*Task details:* If a line in the entries below contains "parameter", copy it.

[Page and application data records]
- - - - -

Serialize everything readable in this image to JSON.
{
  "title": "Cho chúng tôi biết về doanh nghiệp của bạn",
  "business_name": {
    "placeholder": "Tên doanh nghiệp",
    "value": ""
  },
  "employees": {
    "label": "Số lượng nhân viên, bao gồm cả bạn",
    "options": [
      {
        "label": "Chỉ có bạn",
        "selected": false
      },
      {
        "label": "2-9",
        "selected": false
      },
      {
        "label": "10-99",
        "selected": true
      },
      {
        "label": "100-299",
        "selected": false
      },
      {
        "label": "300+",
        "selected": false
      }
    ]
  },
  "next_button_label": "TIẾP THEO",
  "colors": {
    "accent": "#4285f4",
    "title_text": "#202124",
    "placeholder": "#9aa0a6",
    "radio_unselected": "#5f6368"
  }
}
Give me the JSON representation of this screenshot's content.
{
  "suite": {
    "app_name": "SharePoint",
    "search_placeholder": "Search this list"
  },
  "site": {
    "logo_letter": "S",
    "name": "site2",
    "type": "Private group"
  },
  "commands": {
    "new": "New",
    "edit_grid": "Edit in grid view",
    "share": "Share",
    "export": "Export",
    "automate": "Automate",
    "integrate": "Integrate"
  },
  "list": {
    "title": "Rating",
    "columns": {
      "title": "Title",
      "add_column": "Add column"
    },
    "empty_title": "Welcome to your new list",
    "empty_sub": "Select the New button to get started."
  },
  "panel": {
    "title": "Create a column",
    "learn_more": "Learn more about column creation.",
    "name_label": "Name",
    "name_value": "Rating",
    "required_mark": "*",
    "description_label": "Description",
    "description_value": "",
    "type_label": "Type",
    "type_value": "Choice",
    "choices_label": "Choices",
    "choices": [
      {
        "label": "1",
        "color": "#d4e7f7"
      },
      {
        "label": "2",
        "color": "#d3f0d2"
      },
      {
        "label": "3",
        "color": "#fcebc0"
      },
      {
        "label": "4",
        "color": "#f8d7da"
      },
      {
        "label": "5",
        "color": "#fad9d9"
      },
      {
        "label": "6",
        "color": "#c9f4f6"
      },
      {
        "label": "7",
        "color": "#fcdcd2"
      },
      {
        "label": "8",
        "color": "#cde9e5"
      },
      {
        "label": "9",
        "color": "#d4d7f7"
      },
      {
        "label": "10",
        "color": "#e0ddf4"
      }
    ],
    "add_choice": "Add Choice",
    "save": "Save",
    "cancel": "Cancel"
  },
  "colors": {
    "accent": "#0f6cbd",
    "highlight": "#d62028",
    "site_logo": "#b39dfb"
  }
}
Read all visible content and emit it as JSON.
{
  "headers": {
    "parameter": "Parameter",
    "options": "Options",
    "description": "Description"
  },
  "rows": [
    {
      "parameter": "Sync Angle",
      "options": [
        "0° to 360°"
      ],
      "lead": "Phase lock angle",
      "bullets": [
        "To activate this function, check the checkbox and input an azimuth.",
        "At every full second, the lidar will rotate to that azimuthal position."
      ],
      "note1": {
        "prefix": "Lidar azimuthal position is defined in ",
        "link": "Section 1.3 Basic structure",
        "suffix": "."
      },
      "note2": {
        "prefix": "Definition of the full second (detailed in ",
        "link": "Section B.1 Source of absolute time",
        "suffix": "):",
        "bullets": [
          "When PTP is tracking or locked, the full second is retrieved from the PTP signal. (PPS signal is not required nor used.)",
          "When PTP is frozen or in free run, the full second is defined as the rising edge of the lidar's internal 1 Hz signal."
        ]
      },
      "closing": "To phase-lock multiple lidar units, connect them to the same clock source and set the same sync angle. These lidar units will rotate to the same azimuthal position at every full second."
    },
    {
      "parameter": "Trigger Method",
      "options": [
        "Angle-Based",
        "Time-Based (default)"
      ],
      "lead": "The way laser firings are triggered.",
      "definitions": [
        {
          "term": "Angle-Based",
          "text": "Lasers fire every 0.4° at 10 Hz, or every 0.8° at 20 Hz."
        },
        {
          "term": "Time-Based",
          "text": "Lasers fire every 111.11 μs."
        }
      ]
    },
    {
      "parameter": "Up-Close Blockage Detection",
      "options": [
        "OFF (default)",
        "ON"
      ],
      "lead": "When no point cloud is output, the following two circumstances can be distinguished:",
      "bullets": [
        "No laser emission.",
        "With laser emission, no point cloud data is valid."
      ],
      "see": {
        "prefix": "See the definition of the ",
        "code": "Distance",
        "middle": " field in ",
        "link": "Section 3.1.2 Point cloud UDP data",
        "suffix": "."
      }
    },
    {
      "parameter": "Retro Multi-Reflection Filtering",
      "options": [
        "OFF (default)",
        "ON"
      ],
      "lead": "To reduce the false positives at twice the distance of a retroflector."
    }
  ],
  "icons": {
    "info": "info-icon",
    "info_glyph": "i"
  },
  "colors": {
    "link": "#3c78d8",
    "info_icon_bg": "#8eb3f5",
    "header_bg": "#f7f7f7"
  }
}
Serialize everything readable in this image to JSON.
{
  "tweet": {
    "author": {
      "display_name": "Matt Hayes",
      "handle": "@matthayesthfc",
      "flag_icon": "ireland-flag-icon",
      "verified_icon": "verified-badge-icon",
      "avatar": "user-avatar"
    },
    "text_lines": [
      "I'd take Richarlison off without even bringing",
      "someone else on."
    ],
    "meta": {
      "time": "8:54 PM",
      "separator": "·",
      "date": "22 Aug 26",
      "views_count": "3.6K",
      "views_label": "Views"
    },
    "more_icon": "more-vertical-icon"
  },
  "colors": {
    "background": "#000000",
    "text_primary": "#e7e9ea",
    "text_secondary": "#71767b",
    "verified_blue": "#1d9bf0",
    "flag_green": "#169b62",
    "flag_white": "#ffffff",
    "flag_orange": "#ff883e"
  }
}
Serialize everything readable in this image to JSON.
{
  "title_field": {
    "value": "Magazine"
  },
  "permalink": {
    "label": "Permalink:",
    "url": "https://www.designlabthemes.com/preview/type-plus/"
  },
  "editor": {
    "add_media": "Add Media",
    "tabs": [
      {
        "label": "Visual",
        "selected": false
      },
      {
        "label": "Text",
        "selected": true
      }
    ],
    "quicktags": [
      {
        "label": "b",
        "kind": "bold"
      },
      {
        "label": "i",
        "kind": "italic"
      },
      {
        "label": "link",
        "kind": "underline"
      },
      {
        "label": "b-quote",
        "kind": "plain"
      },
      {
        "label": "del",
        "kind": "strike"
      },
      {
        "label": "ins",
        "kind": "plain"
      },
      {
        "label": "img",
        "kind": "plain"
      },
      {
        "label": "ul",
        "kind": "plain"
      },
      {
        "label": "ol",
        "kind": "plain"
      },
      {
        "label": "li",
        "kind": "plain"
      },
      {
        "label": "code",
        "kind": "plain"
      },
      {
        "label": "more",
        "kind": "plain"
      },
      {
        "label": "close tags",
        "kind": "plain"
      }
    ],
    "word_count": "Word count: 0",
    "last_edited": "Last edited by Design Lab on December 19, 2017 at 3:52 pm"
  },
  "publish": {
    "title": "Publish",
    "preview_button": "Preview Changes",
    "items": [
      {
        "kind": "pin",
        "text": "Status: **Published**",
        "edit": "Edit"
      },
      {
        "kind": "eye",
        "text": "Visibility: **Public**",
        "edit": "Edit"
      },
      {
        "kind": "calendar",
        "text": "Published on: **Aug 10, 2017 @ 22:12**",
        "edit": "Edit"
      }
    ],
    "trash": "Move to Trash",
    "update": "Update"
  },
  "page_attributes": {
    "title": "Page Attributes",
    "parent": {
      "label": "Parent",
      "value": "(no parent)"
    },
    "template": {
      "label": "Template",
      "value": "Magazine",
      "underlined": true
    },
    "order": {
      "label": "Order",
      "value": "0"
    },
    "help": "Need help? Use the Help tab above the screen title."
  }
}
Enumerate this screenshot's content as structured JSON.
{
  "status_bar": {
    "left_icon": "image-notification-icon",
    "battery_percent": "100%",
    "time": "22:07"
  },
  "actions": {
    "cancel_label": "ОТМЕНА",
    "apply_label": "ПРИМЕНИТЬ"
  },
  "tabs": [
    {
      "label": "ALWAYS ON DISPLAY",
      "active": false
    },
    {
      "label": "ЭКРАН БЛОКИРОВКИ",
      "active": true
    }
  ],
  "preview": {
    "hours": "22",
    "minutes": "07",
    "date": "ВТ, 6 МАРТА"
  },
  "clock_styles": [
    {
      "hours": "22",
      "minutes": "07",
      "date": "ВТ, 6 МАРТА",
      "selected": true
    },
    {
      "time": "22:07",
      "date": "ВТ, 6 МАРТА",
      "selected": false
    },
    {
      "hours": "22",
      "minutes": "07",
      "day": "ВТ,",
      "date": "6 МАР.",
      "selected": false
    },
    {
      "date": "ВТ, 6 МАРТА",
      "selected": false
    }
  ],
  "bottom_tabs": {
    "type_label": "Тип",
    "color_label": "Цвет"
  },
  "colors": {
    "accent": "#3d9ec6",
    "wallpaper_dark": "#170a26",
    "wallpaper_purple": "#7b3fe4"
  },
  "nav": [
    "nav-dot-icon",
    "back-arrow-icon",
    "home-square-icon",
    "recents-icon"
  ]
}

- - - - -

*Task response:*
    "parameter": "Parameter",
      "parameter": "Sync Angle",
      "parameter": "Trigger Method",
      "parameter": "Up-Close Blockage Detection",
      "parameter": "Retro Multi-Reflection Filtering",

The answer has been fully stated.